WHAT IS BEING ASKED: Down to the final character, output the records below as they stand.

-- Opening Marker --

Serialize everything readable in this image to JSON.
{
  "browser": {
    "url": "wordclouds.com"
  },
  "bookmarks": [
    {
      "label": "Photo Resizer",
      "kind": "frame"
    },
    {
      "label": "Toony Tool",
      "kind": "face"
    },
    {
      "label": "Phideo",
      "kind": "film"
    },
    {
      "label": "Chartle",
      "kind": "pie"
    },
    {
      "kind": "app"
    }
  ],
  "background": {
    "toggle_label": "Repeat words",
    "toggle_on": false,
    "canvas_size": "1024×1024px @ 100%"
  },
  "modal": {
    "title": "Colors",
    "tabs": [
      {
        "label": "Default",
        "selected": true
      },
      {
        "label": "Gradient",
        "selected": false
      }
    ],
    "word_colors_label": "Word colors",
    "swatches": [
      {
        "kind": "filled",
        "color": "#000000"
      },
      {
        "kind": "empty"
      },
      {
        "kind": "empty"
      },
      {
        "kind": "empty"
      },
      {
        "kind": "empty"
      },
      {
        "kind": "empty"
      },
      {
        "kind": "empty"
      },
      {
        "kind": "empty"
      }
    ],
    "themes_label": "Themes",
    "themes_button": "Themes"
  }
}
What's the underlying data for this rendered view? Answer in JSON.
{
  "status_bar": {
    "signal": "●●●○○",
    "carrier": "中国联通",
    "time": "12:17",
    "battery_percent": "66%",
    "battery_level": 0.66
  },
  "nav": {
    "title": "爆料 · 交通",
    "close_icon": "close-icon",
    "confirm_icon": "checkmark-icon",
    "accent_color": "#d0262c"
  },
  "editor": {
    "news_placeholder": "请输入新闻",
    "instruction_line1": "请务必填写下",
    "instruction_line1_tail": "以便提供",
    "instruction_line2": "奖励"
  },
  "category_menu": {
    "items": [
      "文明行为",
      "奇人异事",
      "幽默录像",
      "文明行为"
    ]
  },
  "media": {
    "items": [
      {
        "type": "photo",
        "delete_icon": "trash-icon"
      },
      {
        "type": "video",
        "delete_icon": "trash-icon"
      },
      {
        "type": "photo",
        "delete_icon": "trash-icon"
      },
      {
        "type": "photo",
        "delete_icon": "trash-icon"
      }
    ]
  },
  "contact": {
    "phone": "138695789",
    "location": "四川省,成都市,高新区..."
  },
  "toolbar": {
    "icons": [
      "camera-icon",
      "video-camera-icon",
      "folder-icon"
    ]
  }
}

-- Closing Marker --

FINISHED EXERCISE:
Serialize everything readable in this image to JSON.
{
  "browser": {
    "url": "wordclouds.com"
  },
  "bookmarks": [
    {
      "label": "Photo Resizer",
      "kind": "frame"
    },
    {
      "label": "Toony Tool",
      "kind": "face"
    },
    {
      "label": "Phideo",
      "kind": "film"
    },
    {
      "label": "Chartle",
      "kind": "pie"
    },
    {
      "kind": "app"
    }
  ],
  "background": {
    "toggle_label": "Repeat words",
    "toggle_on": false,
    "canvas_size": "1024×1024px @ 100%"
  },
  "modal": {
    "title": "Colors",
    "tabs": [
      {
        "label": "Default",
        "selected": true
      },
      {
        "label": "Gradient",
        "selected": false
      }
    ],
    "word_colors_label": "Word colors",
    "swatches": [
      {
        "kind": "filled",
        "color": "#000000"
      },
      {
        "kind": "empty"
      },
      {
        "kind": "empty"
      },
      {
        "kind": "empty"
      },
      {
        "kind": "empty"
      },
      {
        "kind": "empty"
      },
      {
        "kind": "empty"
      },
      {
        "kind": "empty"
      }
    ],
    "themes_label": "Themes",
    "themes_button": "Themes"
  }
}
What's the underlying data for this rendered view? Answer in JSON.
{
  "status_bar": {
    "signal": "●●●○○",
    "carrier": "中国联通",
    "time": "12:17",
    "battery_percent": "66%",
    "battery_level": 0.66
  },
  "nav": {
    "title": "爆料 · 交通",
    "close_icon": "close-icon",
    "confirm_icon": "checkmark-icon",
    "accent_color": "#d0262c"
  },
  "editor": {
    "news_placeholder": "请输入新闻",
    "instruction_line1": "请务必填写下",
    "instruction_line1_tail": "以便提供",
    "instruction_line2": "奖励"
  },
  "category_menu": {
    "items": [
      "文明行为",
      "奇人异事",
      "幽默录像",
      "文明行为"
    ]
  },
  "media": {
    "items": [
      {
        "type": "photo",
        "delete_icon": "trash-icon"
      },
      {
        "type": "video",
        "delete_icon": "trash-icon"
      },
      {
        "type": "photo",
        "delete_icon": "trash-icon"
      },
      {
        "type": "photo",
        "delete_icon": "trash-icon"
      }
    ]
  },
  "contact": {
    "phone": "138695789",
    "location": "四川省,成都市,高新区..."
  },
  "toolbar": {
    "icons": [
      "camera-icon",
      "video-camera-icon",
      "folder-icon"
    ]
  }
}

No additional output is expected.